[N15-38 27th Inf S-3 Activities Rpt, Aug 50; 1st Bn, 27th Inf, Opn Rpt, 4-30 Aug 50; 25th Div WD, 2-3 Aug 50; Michaelis with Davidson, “This We Learned in Korea,” op. cit. ]
[N15-39 8th FA Bn WD, Aug 50.]
When the attack on Chindong-ni failed, the 15th Regiment withheld the attack on Masan but did infiltrate the high ground southwest of the town.
The enemy 6th Division, which had driven so rapidly eastward from Hadong, where it first encountered American troops on 27 July, had by now, in the course of a week, suffered heavy casualties which reduced it to about half strength. [N15-40] After the battles of the Chungam-ni Notch and Chindong-ni, both sides regrouped and made ready for a new test of strength on the approaches to Masan.
[N15-40 ATIS Res Supp Interrog Rpts, Issue 100 (N.K. 6th Div), pp. 37-38.]
The movement around the left flank of Eighth Army in late July had been the most brilliantly conceived and executed of the North Korean tactical operations south of the Han River. It had held within it the possibilities of victory—of driving U.N. forces from the peninsula. It had compelled Eighth Army to reinforce its units in the southwest at the expense of the central front, and to redeploy the U.N. forces along a shorter line behind the Naktong River, in what came to be called the Pusan Perimeter.
In early August, General Walker received what he regarded as conclusive intelligence that the enemy plan had been to supply the North Korean enveloping force in southwestern Korea by water from the port of Kunsan and other ports southward to and including Yosu. Walker said that had the enemy force driven straight and hard for Pusan instead of occupying all the ports in southwestern Korea, he would not have had time to interpose the strength to stop it. [N15-41]
Never afterward were conditions as critical for the Eighth Army as in the closing days of July and the first days of August 1950. Never again did the North Koreans come as close to victory as when their victorious 6th and 4th Divisions passed eastward through Chinju and Kochang. Costly, bloody battles still remained, but from a U.N. strategic point of view, the most critical phase had passed. Heavy U.N. reinforcements were then arriving, or on the point of arriving, in Korea.

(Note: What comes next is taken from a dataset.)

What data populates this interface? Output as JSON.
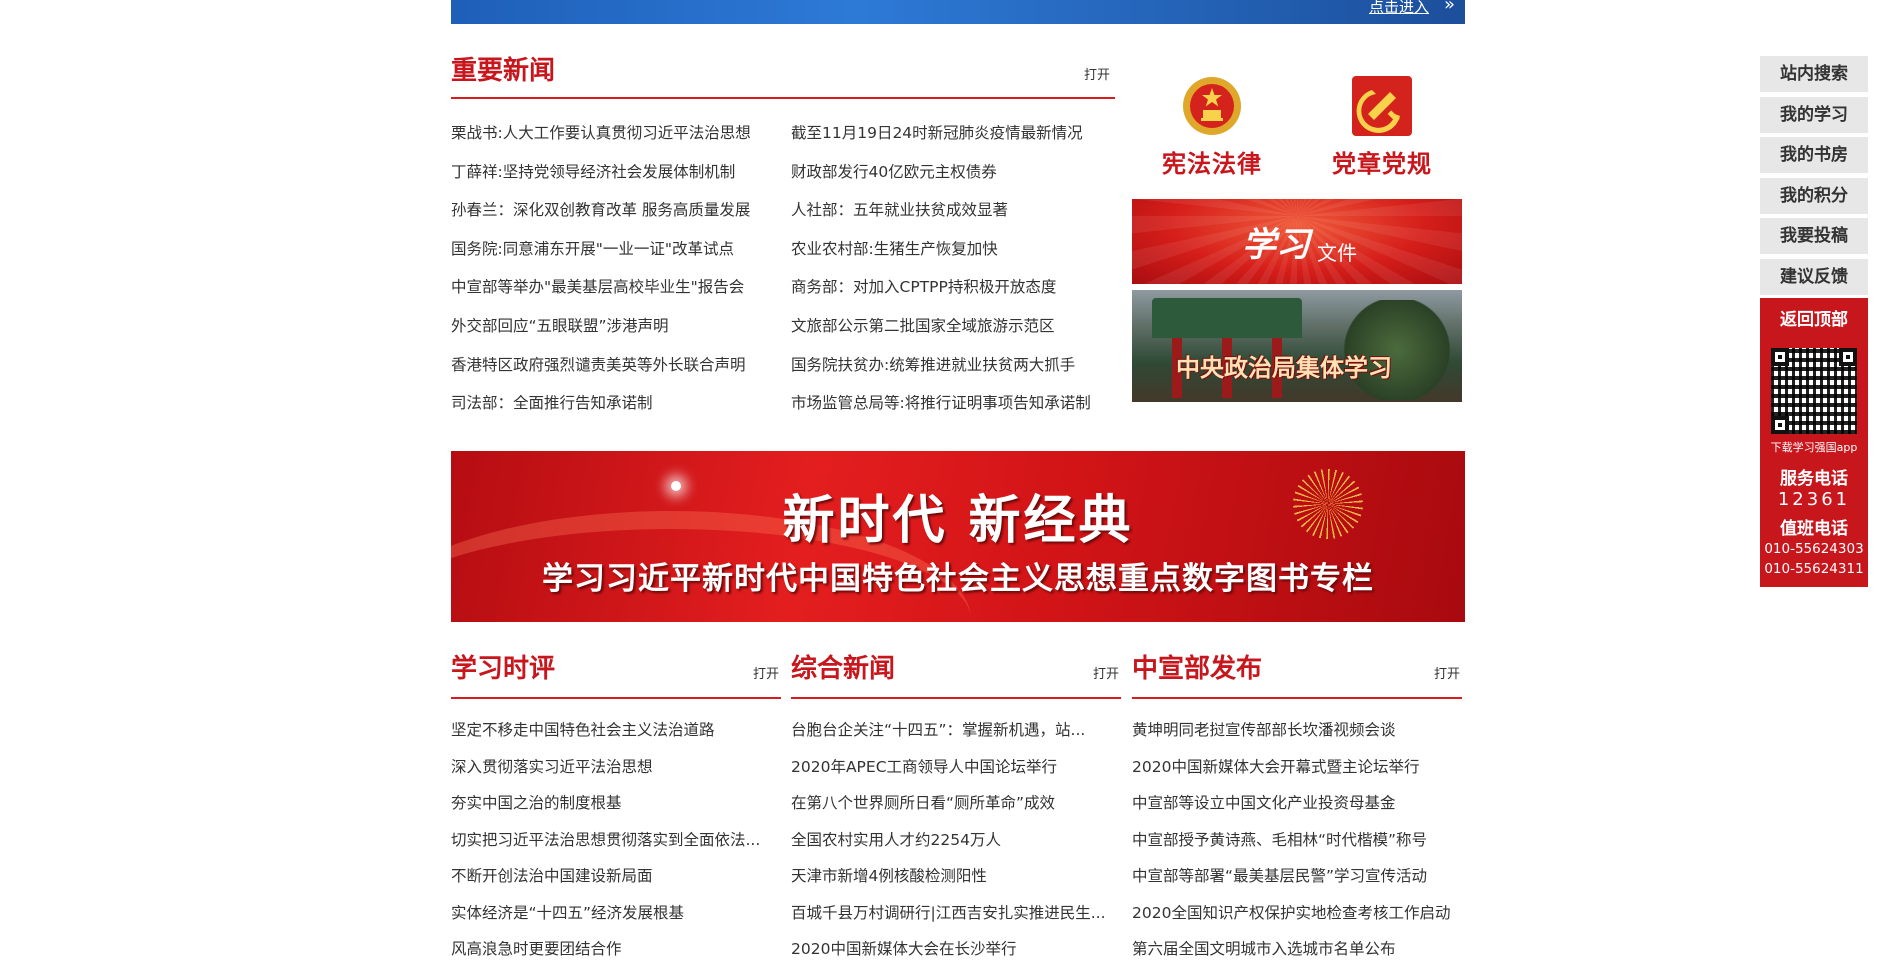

[N15-41 Memo, Maj Gen Doyle O. Hickey (Dep CofS, FEC) to CofS, FEC, 7 Aug 50, sub: Report of Visit to Korea.]
SOURCE: South to the Naktong, North to the Yalu; BY: Colonel Roy E. Appleman (United States Army Center of Military History)